┌──

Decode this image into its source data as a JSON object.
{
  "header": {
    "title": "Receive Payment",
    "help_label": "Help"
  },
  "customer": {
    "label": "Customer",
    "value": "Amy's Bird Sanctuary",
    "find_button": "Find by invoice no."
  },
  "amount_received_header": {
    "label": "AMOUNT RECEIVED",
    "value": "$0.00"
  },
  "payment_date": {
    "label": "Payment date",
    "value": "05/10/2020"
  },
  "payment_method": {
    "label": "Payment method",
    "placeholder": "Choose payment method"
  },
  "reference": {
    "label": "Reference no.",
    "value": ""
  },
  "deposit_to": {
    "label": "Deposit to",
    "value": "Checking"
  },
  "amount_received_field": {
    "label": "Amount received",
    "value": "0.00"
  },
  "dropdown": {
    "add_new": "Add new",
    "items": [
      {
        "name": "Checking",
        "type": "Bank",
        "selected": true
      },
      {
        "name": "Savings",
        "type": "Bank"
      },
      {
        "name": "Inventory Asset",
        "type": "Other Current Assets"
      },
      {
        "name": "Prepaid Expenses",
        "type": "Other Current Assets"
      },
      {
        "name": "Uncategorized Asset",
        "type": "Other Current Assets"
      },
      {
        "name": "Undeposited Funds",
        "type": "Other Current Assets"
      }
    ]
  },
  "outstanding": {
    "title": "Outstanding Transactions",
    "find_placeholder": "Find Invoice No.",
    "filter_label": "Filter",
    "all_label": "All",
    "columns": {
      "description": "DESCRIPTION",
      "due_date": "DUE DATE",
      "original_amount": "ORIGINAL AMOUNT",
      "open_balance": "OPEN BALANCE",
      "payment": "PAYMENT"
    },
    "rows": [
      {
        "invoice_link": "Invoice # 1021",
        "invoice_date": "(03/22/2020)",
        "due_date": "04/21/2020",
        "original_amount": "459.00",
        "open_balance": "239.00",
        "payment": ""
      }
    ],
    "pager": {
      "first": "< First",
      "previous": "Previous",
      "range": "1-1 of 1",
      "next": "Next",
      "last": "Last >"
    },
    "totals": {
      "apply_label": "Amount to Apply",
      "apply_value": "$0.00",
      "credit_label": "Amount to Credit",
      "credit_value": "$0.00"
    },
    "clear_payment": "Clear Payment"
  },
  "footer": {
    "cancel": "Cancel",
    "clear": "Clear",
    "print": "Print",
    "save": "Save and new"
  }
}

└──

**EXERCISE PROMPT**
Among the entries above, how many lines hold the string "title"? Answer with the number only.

**WRITTEN ANSWER**
2